Fulham have been particularly flaky this season. Just when a humbling defeat at the hands of Reading on New Year’s Day appeared to leave the automatic promotion positions out of reach, a gritty win at Hull left the tantalising prospect of catching the top two, who surrendered points at the same time, back on the table. That victory on Humberside was built on a clean sheet – with Michael Hector enjoying an promising league debut – and a doggedness rarely seen under Parker this season, with the manager leaving the likes of Tom Cairney and Harry Arter on the bench as the Whites produced the perfect away performance.

The big question will be how Parker decides to deal with the untimely absence of Aleksandar Mitrovic, who will be sidelined for at least three weeks after injuring his ankle ligaments in the second half at Hull. The absence of their talisman, who has scored 18 goals in 26 games, could be devastating as the Whites look to mount a promotion push – especially as Aboubakar Kamara, who deputised for the Serbian so ably against QPR earlier in the campaign, is also nursing an ankle problem. Parker will probably ask Bobby Decordova-Reid to fill a more advanced role, although Ivan Cavaleiro – who celebrated his permanent move to Craven Cottage with a stunning winner at Hull last weekend – operated as a false nine in the FA Cup win over Aston Villa. The romantic choice would be continuing Jay Stansfield’s exceptional start to his Fulham career, although the 17 year-old is more likely to start on the bench.

Parker still has questions to ponder over the make up of the rest of his side. Denis Odoi did well to shackle Jarrod Bowen at the KCOM and could continue at left back, especially with a host of clubs apparently pursuing an interest in Joe Bryan, whilst Terence Kongolo’s loan move from Huddersfield has probably come too late for him to slot straight into the back four this evening. The midfield might be missing Harrison Reid’s bite, but Kevin McDonald shored things up impressively at Hull after an iffy start and his experience could be vital on a night when Fulham may need to be both patient and streetwise against tricky opponents.

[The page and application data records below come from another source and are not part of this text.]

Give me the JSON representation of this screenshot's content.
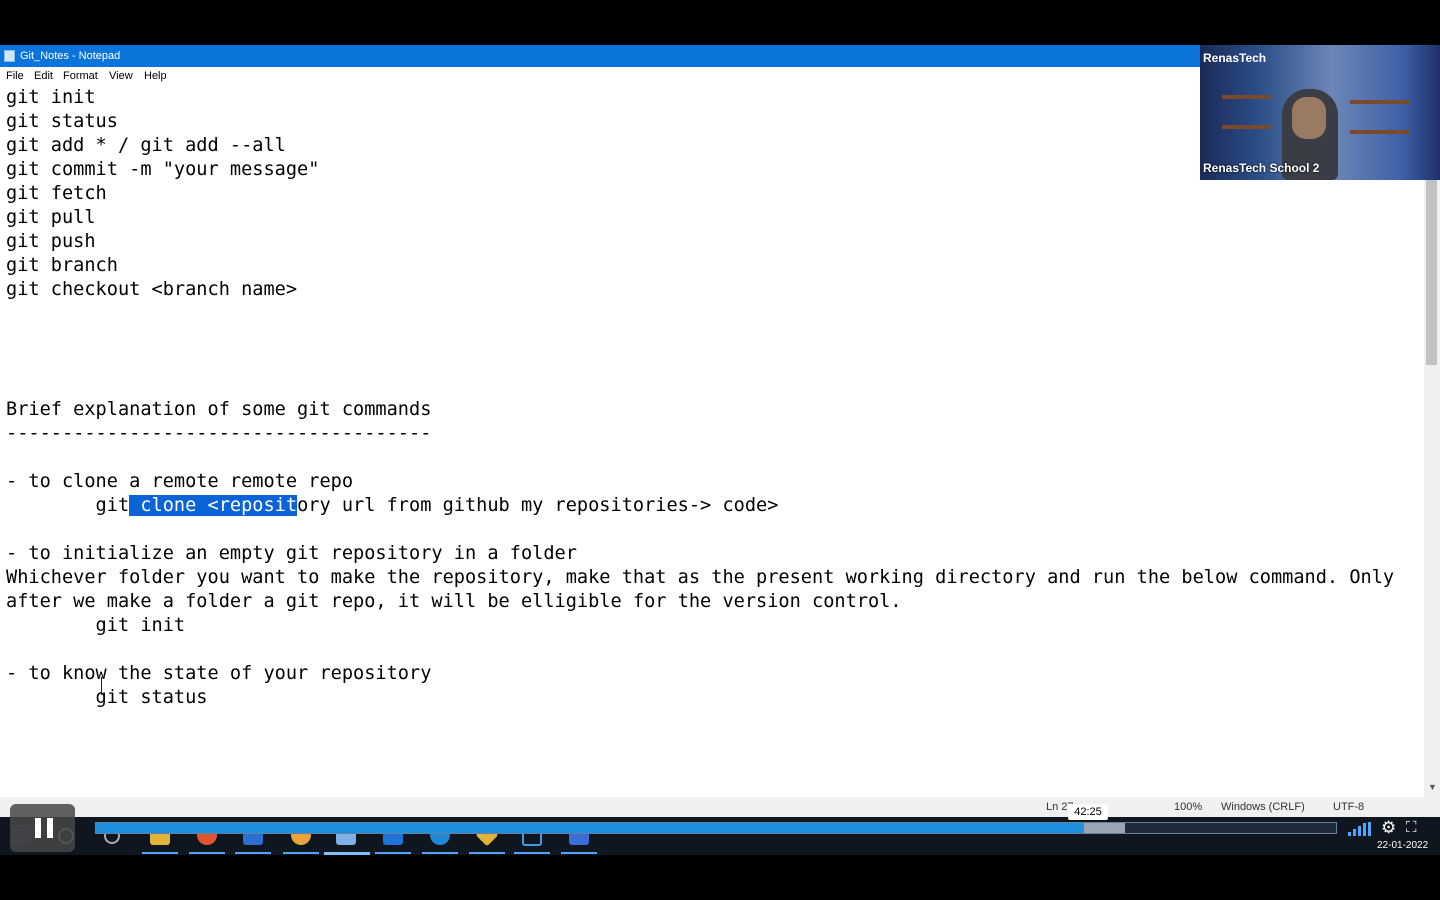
{
  "window": {
    "title": "Git_Notes - Notepad"
  },
  "menu": [
    "File",
    "Edit",
    "Format",
    "View",
    "Help"
  ],
  "editor": {
    "lines_top": [
      "git init",
      "git status",
      "git add * / git add --all",
      "git commit -m \"your message\"",
      "git fetch",
      "git pull",
      "git push",
      "git branch",
      "git checkout <branch name>",
      "",
      "",
      "",
      "",
      "Brief explanation of some git commands",
      "--------------------------------------",
      "",
      "- to clone a remote remote repo"
    ],
    "clone_line": {
      "before": "        git",
      "selected": " clone <reposit",
      "after": "ory url from github my repositories-> code>"
    },
    "lines_bottom": [
      "",
      "- to initialize an empty git repository in a folder",
      "Whichever folder you want to make the repository, make that as the present working directory and run the below command. Only",
      "after we make a folder a git repo, it will be elligible for the version control.",
      "        git init",
      "",
      "- to know the state of your repository",
      "        git status"
    ]
  },
  "webcam": {
    "brand": "RenasTech",
    "name": "RenasTech School 2"
  },
  "statusbar": {
    "position": "Ln 27",
    "zoom": "100%",
    "line_ending": "Windows (CRLF)",
    "encoding": "UTF-8"
  },
  "video": {
    "time": "42:25",
    "progress_fraction": 0.797,
    "buffered_fraction": 0.83,
    "date": "22-01-2022"
  },
  "icons": {
    "pause": "pause-icon",
    "settings": "gear-icon",
    "fullscreen": "fullscreen-icon",
    "signal": "signal-bars-icon",
    "taskbar": [
      "windows-start-icon",
      "search-icon",
      "cortana-icon",
      "file-explorer-icon",
      "firefox-icon",
      "app-icon",
      "chrome-icon",
      "notepad-icon",
      "outlook-icon",
      "edge-icon",
      "git-icon",
      "window-icon",
      "editor-icon"
    ]
  },
  "colors": {
    "titlebar": "#0a74da",
    "selection": "#0a64d6",
    "progress": "#1f8fe0"
  }
}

MY FULHAM XI (4-3-3): Rodak; Christie, Odoi, Hector, Ream; McDonald, Onomah, Cairney; Knockaert, Cavaleiro, Decordova-Reid. Subs: Norman, S. Sessegnon, Mawson, Arter, Johansen, Kebano, Stansfield.